Davis watched the end and the crowd booed as his image was shown on the giant screen. The crowd chanted “We want tank.!”
“If the people want another fight with the champion, lets go,” said Cruz who picked up a WBC Continental Americas belt with the win.
Former champion Abner Mares’ return to the prize ring was stymied by Miguel Flores whose youth and energy allowed him to wear down the three-time division world titlist who returned after a four-year absence and fight to a majority draw.
Mares shook off the rust but an action-packed second round seemed to deflate Mares who had not fought since June 2018 when he fought Leo Santa Cruz in the same arena. This time Mares managed a majority draw instead of a loss that he suffered to Santa Cruz.
One judge scored it 96-94 but two others saw it 95-95.
Lefty versus lefty is always dangerous for either fighter as Edwin De Los Santos (15-1, 14 KOs) exchanged knockdowns with Jose “Rayo” Valenzuela (12-1, 8 KOs) before finally ending the fight by stoppage in the lightweight clash.

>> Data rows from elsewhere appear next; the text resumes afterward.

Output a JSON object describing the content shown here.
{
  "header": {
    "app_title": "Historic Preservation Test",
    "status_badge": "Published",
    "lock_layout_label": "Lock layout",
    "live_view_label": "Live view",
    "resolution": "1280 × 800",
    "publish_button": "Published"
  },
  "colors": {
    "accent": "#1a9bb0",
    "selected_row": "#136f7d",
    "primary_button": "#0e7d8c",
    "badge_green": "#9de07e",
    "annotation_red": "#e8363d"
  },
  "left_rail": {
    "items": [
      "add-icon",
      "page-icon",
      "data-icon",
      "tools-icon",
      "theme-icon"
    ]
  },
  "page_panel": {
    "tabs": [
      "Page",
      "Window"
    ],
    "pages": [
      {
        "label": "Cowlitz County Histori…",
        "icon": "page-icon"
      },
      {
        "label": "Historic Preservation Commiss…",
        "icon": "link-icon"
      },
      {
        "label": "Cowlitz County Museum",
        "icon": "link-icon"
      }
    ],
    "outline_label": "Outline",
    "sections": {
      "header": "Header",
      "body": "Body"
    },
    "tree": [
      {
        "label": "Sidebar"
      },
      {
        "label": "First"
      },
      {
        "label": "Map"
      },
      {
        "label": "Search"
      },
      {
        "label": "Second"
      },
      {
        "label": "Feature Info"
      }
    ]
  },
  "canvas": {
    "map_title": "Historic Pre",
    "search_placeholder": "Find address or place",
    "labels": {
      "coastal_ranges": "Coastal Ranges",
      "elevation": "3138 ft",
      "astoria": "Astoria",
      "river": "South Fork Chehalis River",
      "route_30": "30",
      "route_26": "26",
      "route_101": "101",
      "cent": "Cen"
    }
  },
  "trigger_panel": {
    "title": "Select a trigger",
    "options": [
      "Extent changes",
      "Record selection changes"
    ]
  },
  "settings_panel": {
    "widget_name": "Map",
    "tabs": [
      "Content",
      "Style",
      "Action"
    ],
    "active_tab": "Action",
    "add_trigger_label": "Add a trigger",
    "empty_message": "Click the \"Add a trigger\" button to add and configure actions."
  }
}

Dominican Republic’s De Los Santos hurt Mexico’s Valenzuela early with right hooks, the usual potent weapon against a southpaw. It worked in hurting Valenzuela early in the first round. In the second round De Los Santos hurt Valenzuela again but was caught with a short left and down he went. He got up and connected with a combination that sent Valenzuela down. But he continued punching as his foe was down and was deducted a point for the infraction.
Valenzuela sought to regain the momentum but was caught by a counter left and down he went. The tall lightweight beat the count, but on unsteady legs and was met with a left cross and right hook. Referee Ray Corona stepped in and stopped the fight at 1:08 of the third round. De Los Santos becomes the WBC Continental Americas titlist.
A super welterweight match between undefeated fighters saw Joey Spencer (16-0, 10 KOs) emerge with a unanimous decision after 10 rounds against Mexico’s Kevin Salgado (14-1-1, 9 KOs). Neither fighter offered much offensive display in a lackluster fight that fans booed sporadically.
Though it seemed Salgado was the more aggressive, neither fighter seemed inclined to take a chance. Spencer was especially defensive with his shoulder roll and counter-punching style. Two judges scored it 99-91 and another 100-90.
Very unentertaining fight.
Michigan’s Ra’eese Aleem (20-0, 12 KOs) proved too quick and agile for Philippine’s Mike Plania (26-2, 13 KOs) and walked away with a dominant unanimous decision victory after 10 rounds in a super bantamweight contest.
“The fight was everything that I expected. He’s a very tough fighter and a great competitor. I just wanted to fight a smart fight, because we know he’s dangerous. Although I didn’t feel his power, I know that he can hit. I just wanted to take my time and let everything fall into place,” said Aleem.
Aleem floored Plania in the second round with a quick burst combination that sent Plania reeling back where the ropes held him up. Referee Ray Corona correctly ruled it a knockdown. After that knockdown, Plania never could step on the gas nor figure out the jitterbug style of Aleem.
Though it seemed Aleem was the quicker athlete, he was satisfied with a hit and move style in simply out-pointing the Filipino fighter over 10 rounds. All three judges scored the same 100-89 for Aleem.
Is Aleem ready for champion Stephen Fulton?
“It’s time for ‘scared boy’ Stephen Fulton Jr. to come out of hiding and sign the contract. Let’s get in there so I can give him his first loss. It would be a closer fight than tonight, but I still expect to dominate and get the win,” said Aleem.
Article Credit: TSS